When the Russian Parliament in its infinite pettiness decided to use orphans to settle a score or two with the United States and ban the adoption of Russian children by American families, most people registered a level of indignation somewhere between, "Sigh, the world can be cruel" and, "Jesus, Russian Parliament — do you think you're invisible or something?" As proof that ordinary Russians don't appreciate their government playing politics with the country's most vulnerable citizens, thousands of Russians marched on Sunday against the adoption ban, condemning political leaders with chants of "Take your hands off children,"and posters showing the faces of politicians stamped with the word "Shame."
The event was called a "March Against Scoundrels", and it sought to draw attention to how uncool it was of President Vladimir Putin to approve the Parliament's adoption ban as part of what the New York Times describes as "a broader law retaliating against the United States for the so-called Magnitsky Act, an effort to punish Russian officials accused of human rights violations." The ban, though, has deeper retaliatory roots. The Times explains that Russian leaders have long complained that sentences handed down to American adoptive parents convicted of abusing or neglecting their Russian children have been too lenient (the ban was named after Dmitri Yakovlev, a toddler who died of heatstroke in Virginia in 2008 after his adoptive father left him in parked car for nine hours).

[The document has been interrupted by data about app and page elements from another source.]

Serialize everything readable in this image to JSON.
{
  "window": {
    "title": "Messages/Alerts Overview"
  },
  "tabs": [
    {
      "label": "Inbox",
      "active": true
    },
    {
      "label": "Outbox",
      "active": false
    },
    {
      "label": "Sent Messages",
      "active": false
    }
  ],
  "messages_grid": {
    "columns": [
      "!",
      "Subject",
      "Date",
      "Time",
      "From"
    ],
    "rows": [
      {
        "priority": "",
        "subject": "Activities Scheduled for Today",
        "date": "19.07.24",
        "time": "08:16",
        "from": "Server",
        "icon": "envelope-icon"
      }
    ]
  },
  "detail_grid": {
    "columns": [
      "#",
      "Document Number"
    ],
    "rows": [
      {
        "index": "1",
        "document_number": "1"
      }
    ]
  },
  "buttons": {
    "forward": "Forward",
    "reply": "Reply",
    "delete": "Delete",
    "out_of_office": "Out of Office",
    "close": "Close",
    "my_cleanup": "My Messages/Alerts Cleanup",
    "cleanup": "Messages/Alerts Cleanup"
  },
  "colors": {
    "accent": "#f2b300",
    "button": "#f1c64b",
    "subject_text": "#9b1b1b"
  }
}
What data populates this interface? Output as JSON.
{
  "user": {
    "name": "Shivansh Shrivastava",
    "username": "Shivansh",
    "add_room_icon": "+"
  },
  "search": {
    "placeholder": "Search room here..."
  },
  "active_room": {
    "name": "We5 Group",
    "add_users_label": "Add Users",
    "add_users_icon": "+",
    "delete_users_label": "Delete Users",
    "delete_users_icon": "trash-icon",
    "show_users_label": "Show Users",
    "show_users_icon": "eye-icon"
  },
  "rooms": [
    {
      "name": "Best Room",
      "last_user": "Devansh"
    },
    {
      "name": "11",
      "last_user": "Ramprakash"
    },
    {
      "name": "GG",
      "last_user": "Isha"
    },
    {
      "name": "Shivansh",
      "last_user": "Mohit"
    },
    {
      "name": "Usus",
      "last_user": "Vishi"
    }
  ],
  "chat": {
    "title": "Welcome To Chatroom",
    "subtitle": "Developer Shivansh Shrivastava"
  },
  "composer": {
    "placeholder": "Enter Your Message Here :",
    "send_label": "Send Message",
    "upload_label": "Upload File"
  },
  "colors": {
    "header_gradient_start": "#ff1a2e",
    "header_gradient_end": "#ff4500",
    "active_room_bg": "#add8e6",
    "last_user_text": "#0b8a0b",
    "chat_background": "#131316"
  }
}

That admittedly disheartening story, however, has not convinced many Russians that the government is acting in the best interests of orphaned children. Of the 650,000-plus Russian children who live in foster care, about 120,000 are eligible for adoption, though, since many of them are sick and disabled, the likelihood that they'll all find homes is pretty low. Those odds got worse when Parliament passed the American adoption ban, though, to be be fair, a contingent of high-ranking officials dissented from the ban's passage. Moreover, a December poll released by the Public Opinion Foundation showed that only a 56-percent majority of Russians approved of the adoption ban, probably because it's difficult, no matter how much bad blood exists between nations, to politicize the plight of the helpless and expect broad popular support.